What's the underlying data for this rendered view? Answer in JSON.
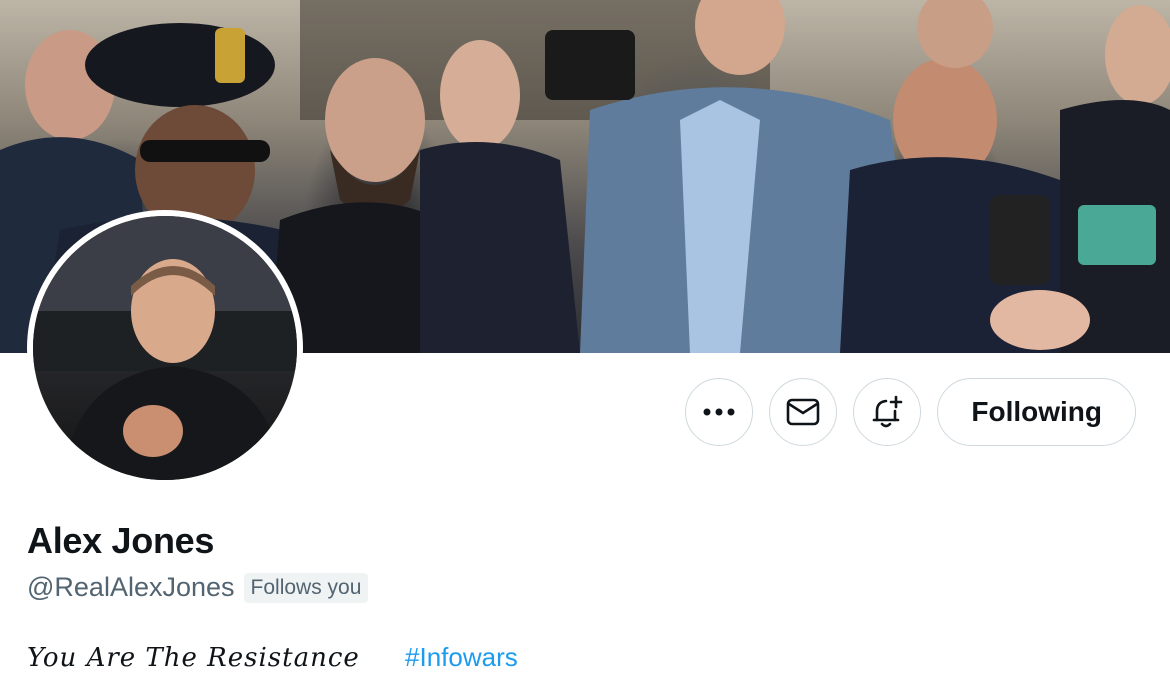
{
  "profile": {
    "name": "Alex Jones",
    "handle": "@RealAlexJones",
    "follows_you_label": "Follows you",
    "bio_text": "You Are The Resistance",
    "bio_hashtag": "#Infowars"
  },
  "actions": {
    "more_icon": "more-horizontal-icon",
    "message_icon": "envelope-icon",
    "notify_icon": "bell-plus-icon",
    "follow_label": "Following"
  },
  "colors": {
    "text": "#0f1419",
    "secondary_text": "#536471",
    "link": "#1d9bf0",
    "border": "#cfd9de",
    "badge_bg": "#eff3f4"
  }
}
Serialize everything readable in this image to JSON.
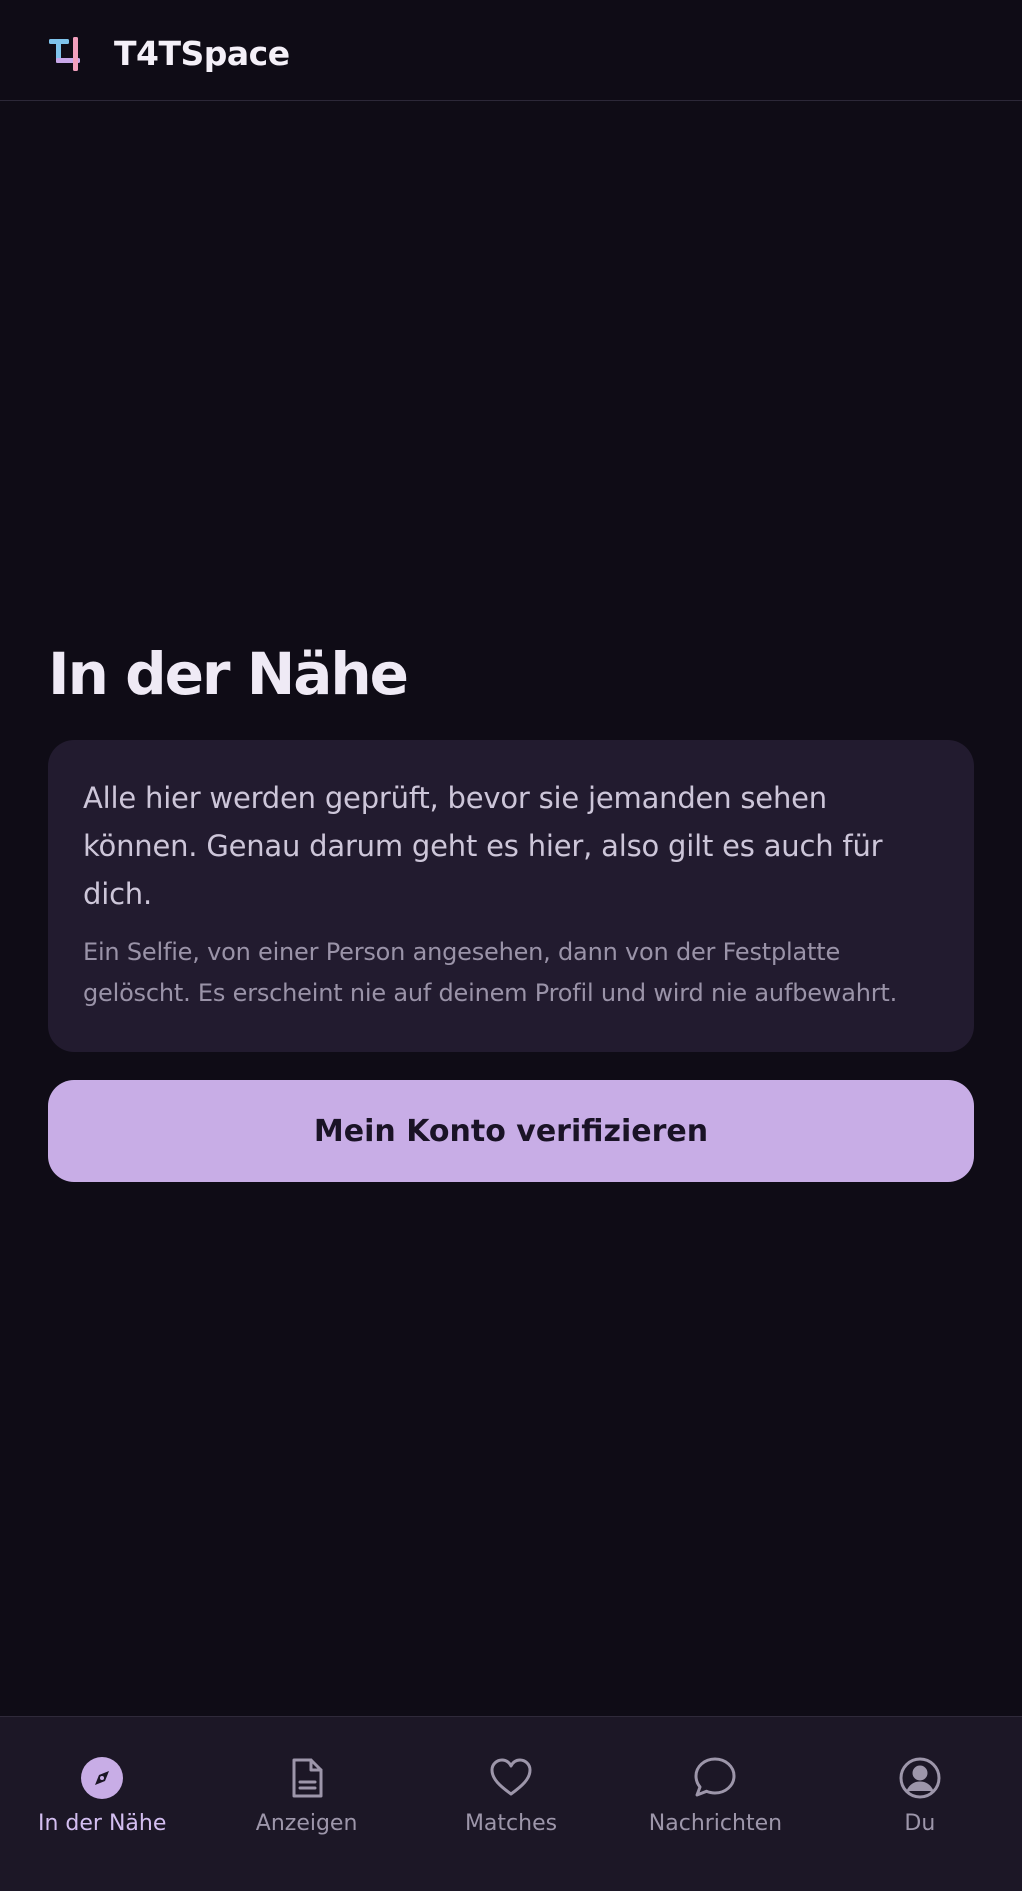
{
  "header": {
    "app_title": "T4TSpace",
    "logo_icon": "t4-logo-icon"
  },
  "main": {
    "page_title": "In der Nähe",
    "verification_card": {
      "lead": "Alle hier werden geprüft, bevor sie jemanden sehen können. Genau darum geht es hier, also gilt es auch für dich.",
      "note": "Ein Selfie, von einer Person angesehen, dann von der Festplatte gelöscht. Es erscheint nie auf deinem Profil und wird nie aufbewahrt."
    },
    "verify_button_label": "Mein Konto verifizieren"
  },
  "bottom_nav": {
    "items": [
      {
        "label": "In der Nähe",
        "icon": "compass-icon",
        "active": true
      },
      {
        "label": "Anzeigen",
        "icon": "document-icon",
        "active": false
      },
      {
        "label": "Matches",
        "icon": "heart-icon",
        "active": false
      },
      {
        "label": "Nachrichten",
        "icon": "chat-bubble-icon",
        "active": false
      },
      {
        "label": "Du",
        "icon": "user-circle-icon",
        "active": false
      }
    ]
  },
  "colors": {
    "background": "#0f0c16",
    "card": "#221b2f",
    "accent": "#c8ade6",
    "nav_background": "#1c1726",
    "active_label": "#d3bef0",
    "inactive_label": "#9d96aa",
    "logo_blue": "#7fc4ec",
    "logo_pink": "#f29fbd"
  }
}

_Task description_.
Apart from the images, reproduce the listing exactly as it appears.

_Solution for this task_.
What's the underlying data for this rendered view? Answer in JSON.
{
  "profile": {
    "name": "Alex Jones",
    "handle": "@RealAlexJones",
    "follows_you_label": "Follows you",
    "bio_text": "You Are The Resistance",
    "bio_hashtag": "#Infowars"
  },
  "actions": {
    "more_icon": "more-horizontal-icon",
    "message_icon": "envelope-icon",
    "notify_icon": "bell-plus-icon",
    "follow_label": "Following"
  },
  "colors": {
    "text": "#0f1419",
    "secondary_text": "#536471",
    "link": "#1d9bf0",
    "border": "#cfd9de",
    "badge_bg": "#eff3f4"
  }
}
Serialize everything readable in this image to JSON.
{
  "header": {
    "app_title": "T4TSpace",
    "logo_icon": "t4-logo-icon"
  },
  "main": {
    "page_title": "In der Nähe",
    "verification_card": {
      "lead": "Alle hier werden geprüft, bevor sie jemanden sehen können. Genau darum geht es hier, also gilt es auch für dich.",
      "note": "Ein Selfie, von einer Person angesehen, dann von der Festplatte gelöscht. Es erscheint nie auf deinem Profil und wird nie aufbewahrt."
    },
    "verify_button_label": "Mein Konto verifizieren"
  },
  "bottom_nav": {
    "items": [
      {
        "label": "In der Nähe",
        "icon": "compass-icon",
        "active": true
      },
      {
        "label": "Anzeigen",
        "icon": "document-icon",
        "active": false
      },
      {
        "label": "Matches",
        "icon": "heart-icon",
        "active": false
      },
      {
        "label": "Nachrichten",
        "icon": "chat-bubble-icon",
        "active": false
      },
      {
        "label": "Du",
        "icon": "user-circle-icon",
        "active": false
      }
    ]
  },
  "colors": {
    "background": "#0f0c16",
    "card": "#221b2f",
    "accent": "#c8ade6",
    "nav_background": "#1c1726",
    "active_label": "#d3bef0",
    "inactive_label": "#9d96aa",
    "logo_blue": "#7fc4ec",
    "logo_pink": "#f29fbd"
  }
}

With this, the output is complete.